In the mid 19th century Australia’s only link with the rest of the world was via by sea and consequentially around 1,000 ships with crews totalling some 20,000 were passing through Sydney’s port each year. In the main, seafarers were not well paid or cared for and many came to rely on charities and community welfare groups, often after the little they had had been lost in the pubs and brothels of The Rocks.
In 1859 a number of citizens of Sydney “actuated by philanthropic motives formed a committee for the purpose of establishing a sailors’ home at Sydney where seamen could, at reasonable cost, obtain comfortable board and lodging and be generally looked after and cared for by persons having only the interests of the sailors using the home at heart”.
The resultant Sailors’ Home, in The Rocks, providing a refuge from its more unsavoury activities, opened in 1865 and operated continuously for 114 years before closing in 1979 after the Sydney Cove Redevelopment Authority resumed the land on which it stood. In any event, by 1979 the quality of on-board ship accommodation had improved immensely and numbers staying in the Sailors’ Home were low.
While the physical Home closed the organisation has continued under the guise of the Australian Mariners’ Welfare Society, giving financial assistance to organisations such as the Mission to Seafarers and the Stella Maris Clubs now caring for retired merchant seamen as well as active seafarers.
The Sailors’ Home was managed by a Superintendent, generally a former shipmaster, who between 1865 and the 1920s lived in the adjoining Cadman’s Cottage which still exists today and on which I have written a separate review.
In the 1980s a marionette theatre briefly occupied the heritage listed building which now houses an upmarket Thai restaurant (Sailor’s Thai) and an art gallery.

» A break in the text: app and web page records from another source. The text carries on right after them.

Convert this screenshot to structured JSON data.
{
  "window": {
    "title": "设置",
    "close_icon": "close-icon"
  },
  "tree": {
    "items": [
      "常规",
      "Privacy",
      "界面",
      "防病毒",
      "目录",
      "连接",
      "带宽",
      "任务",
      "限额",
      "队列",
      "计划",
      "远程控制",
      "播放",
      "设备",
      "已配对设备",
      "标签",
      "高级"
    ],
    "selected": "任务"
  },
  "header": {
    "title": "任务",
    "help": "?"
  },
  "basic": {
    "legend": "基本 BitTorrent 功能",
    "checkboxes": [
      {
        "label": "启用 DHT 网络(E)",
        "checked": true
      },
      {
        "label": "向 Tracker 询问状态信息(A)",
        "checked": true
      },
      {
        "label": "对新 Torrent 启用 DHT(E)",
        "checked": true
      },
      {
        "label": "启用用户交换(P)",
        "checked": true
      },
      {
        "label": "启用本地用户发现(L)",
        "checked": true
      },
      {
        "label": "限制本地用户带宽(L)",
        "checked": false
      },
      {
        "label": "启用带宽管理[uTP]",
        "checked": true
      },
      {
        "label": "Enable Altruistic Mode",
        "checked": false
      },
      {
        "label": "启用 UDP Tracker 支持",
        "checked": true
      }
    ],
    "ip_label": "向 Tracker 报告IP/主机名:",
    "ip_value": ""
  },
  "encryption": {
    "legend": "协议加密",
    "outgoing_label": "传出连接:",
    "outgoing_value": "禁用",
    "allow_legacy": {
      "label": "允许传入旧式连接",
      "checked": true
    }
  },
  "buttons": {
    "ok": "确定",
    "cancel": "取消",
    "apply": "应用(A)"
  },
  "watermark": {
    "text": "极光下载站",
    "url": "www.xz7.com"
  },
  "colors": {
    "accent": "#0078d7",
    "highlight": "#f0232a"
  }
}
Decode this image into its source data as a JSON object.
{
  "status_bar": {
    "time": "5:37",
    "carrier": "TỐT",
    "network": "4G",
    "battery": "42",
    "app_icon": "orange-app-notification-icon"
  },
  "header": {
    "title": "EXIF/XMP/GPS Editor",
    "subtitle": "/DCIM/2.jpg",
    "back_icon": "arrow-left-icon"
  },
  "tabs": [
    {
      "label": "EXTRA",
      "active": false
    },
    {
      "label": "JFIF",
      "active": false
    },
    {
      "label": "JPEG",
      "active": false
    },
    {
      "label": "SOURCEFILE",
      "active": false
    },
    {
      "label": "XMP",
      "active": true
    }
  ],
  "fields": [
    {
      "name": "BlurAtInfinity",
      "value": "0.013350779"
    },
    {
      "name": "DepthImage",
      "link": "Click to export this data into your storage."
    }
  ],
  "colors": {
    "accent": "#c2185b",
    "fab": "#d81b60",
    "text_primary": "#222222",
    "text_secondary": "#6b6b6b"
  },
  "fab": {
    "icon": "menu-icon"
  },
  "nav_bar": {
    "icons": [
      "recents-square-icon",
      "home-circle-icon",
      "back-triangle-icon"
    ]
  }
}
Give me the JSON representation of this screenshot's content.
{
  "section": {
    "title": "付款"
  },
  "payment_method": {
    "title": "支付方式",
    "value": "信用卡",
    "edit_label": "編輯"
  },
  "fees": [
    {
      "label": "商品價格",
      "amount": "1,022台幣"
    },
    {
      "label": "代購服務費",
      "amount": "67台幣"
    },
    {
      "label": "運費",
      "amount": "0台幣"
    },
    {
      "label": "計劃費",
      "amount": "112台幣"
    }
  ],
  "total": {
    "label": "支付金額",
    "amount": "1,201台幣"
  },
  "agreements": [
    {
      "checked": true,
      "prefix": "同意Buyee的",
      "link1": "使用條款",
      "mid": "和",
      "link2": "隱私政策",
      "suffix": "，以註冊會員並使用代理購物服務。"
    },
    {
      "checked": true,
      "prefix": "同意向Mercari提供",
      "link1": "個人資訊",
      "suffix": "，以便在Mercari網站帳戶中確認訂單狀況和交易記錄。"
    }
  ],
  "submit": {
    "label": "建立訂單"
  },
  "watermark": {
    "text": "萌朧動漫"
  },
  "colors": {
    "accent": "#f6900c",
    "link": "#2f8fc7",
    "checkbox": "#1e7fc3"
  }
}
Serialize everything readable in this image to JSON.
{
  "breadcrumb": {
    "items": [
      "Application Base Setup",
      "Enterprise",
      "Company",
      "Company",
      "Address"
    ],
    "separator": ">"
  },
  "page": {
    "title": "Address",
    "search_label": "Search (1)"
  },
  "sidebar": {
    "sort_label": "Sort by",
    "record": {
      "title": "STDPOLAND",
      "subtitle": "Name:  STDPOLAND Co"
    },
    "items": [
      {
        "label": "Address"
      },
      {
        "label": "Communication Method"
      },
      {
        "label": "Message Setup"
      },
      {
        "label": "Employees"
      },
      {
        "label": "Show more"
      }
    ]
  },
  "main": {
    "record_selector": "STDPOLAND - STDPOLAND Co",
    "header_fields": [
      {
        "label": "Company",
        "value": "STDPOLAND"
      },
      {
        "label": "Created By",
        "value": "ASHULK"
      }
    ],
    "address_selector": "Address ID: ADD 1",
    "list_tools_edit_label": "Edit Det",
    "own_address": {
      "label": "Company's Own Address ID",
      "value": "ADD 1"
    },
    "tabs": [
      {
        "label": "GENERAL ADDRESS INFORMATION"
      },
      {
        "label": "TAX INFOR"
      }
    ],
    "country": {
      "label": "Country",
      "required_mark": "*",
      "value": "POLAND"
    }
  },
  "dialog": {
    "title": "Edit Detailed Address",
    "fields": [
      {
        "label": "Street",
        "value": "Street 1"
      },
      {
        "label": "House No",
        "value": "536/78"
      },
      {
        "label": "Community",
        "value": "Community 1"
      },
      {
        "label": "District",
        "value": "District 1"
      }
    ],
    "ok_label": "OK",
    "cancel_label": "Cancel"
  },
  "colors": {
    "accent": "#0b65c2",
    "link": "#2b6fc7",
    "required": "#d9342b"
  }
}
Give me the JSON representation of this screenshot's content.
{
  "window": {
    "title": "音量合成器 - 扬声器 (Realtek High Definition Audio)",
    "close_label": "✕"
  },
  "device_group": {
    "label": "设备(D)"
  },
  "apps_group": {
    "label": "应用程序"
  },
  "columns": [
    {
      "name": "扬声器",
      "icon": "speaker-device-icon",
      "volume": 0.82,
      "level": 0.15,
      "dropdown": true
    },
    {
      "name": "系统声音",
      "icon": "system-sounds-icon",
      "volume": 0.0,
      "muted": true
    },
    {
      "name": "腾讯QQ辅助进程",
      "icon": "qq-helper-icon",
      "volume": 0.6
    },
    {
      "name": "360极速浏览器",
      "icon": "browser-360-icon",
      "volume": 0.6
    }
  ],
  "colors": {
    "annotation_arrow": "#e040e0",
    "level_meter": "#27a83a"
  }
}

Address: 106-108 George Street, Sydney
Directions: Can also be viewed from Circular Quay